Research to boost whisky sales

16 April, 2010

First Drinks has devised a strategy to transform the way whisky is sold in the off-trade, following a three-year research programme.

The company is encouraging retailers to use “reassuring methods”, such as displaying shelf barkers highlighting awards, and to stock smaller bottle sizes at an affordable price.

It said initial trials, where First Drinks worked with retailers on developing their whisky aisle, saw up to 20% sales uplift.

“Our research has shown whisky needs demystifying, particularly in the malt category, to make the sector more accessible to consumers,” said First Drinks sales director John Hyman.

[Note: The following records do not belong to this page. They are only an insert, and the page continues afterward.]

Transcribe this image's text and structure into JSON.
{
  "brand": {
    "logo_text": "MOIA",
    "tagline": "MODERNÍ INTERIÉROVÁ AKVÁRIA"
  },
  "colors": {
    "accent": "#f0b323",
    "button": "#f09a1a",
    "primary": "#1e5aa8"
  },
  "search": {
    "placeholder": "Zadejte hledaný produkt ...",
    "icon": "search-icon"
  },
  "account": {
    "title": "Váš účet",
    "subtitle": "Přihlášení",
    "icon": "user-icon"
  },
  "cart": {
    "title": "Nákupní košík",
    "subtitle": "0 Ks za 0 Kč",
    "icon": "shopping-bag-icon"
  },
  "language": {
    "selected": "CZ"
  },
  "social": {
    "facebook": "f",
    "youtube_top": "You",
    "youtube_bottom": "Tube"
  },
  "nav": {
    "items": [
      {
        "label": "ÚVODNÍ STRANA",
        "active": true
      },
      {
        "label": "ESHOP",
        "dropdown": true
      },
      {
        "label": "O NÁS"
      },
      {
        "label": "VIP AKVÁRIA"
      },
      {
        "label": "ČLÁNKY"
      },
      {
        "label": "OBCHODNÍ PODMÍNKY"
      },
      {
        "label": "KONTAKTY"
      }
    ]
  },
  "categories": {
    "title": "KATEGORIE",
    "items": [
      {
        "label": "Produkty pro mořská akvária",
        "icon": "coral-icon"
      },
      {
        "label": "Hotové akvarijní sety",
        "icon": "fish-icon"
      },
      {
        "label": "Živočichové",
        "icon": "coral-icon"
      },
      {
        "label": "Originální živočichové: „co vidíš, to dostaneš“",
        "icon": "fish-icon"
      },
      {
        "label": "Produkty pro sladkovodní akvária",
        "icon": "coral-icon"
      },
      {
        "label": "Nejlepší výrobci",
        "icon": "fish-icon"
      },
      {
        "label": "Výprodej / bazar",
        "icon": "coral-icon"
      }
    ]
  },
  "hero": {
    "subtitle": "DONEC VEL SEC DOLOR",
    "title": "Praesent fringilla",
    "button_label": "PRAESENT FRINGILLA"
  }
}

He added: “Our studies have revealed the importance of shopper interaction via correct positioning and signposting at fixture hotspots, along with organising the range by flavour profile, improving brand visibility and standout on shelf.”?Retailers working with First Drinks on its malt strategy now put educational strips on shelves, which have been split into four flavour profiles, ranging from light and floral to peaty and smoky.

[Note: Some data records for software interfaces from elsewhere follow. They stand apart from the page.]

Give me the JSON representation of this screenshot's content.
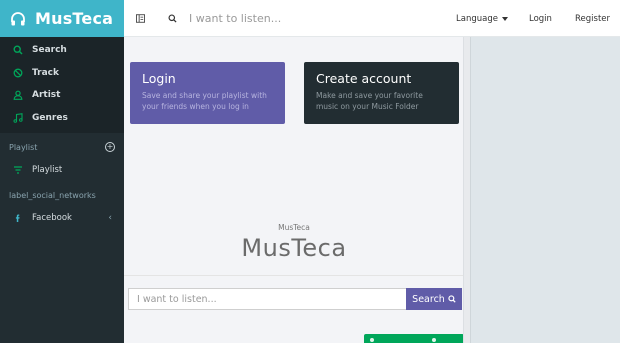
{
  "brand": {
    "title": "MusTeca"
  },
  "nav": {
    "main_items": [
      {
        "label": "Search",
        "icon": "search-icon"
      },
      {
        "label": "Track",
        "icon": "ban-icon"
      },
      {
        "label": "Artist",
        "icon": "user-icon"
      },
      {
        "label": "Genres",
        "icon": "music-note-icon"
      }
    ],
    "playlist_section": "Playlist",
    "playlist_item": "Playlist",
    "social_section": "label_social_networks",
    "facebook_item": "Facebook"
  },
  "header": {
    "search_placeholder": "I want to listen...",
    "language_label": "Language",
    "login_label": "Login",
    "register_label": "Register"
  },
  "cards": {
    "login": {
      "title": "Login",
      "desc": "Save and share your playlist with your friends when you log in"
    },
    "create": {
      "title": "Create account",
      "desc": "Make and save your favorite music on your Music Folder"
    }
  },
  "hero": {
    "small_title": "MusTeca",
    "big_title": "MusTeca"
  },
  "search_form": {
    "placeholder": "I want to listen...",
    "button_label": "Search"
  },
  "colors": {
    "brand_teal": "#3fb5c9",
    "sidebar_dark": "#222d32",
    "accent_purple": "#605ca8",
    "green": "#00a65a",
    "nav_icon_green": "#00a65a"
  }
}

Hyman said the research also revealed consumers are not willing to trade down when shopping for alcohol in the economic downturn.

Gifting is also said to be increasingly profitable, with birthdays representing a bigger opportunity for purchasing than Christmas.




Bookmark this


Site Search

COMMENT

Lifting the spirits

I were to sum up alcohol sales over Christmas 2017 in one word, it would be “gin”. At Nielsen, we define the Christmas period as the 12 weeks to December 30 and in that time gin sales were £199.4 million, which means they increased by £55.4 million compared with Christmas 2016. There’s no sign the bubble is about to burst either. Growth at Christmas 2016 was £22.4 million, so gin has increased its value growth nearly two-and-a-half times in a year. The spirit added more value to
total a

Click for more »
Upcoming events

Polls

Is blended Scotch overshadowed by single malt in retailers?

  • Yes
  • No
  • Don't know

Facebook

Twitter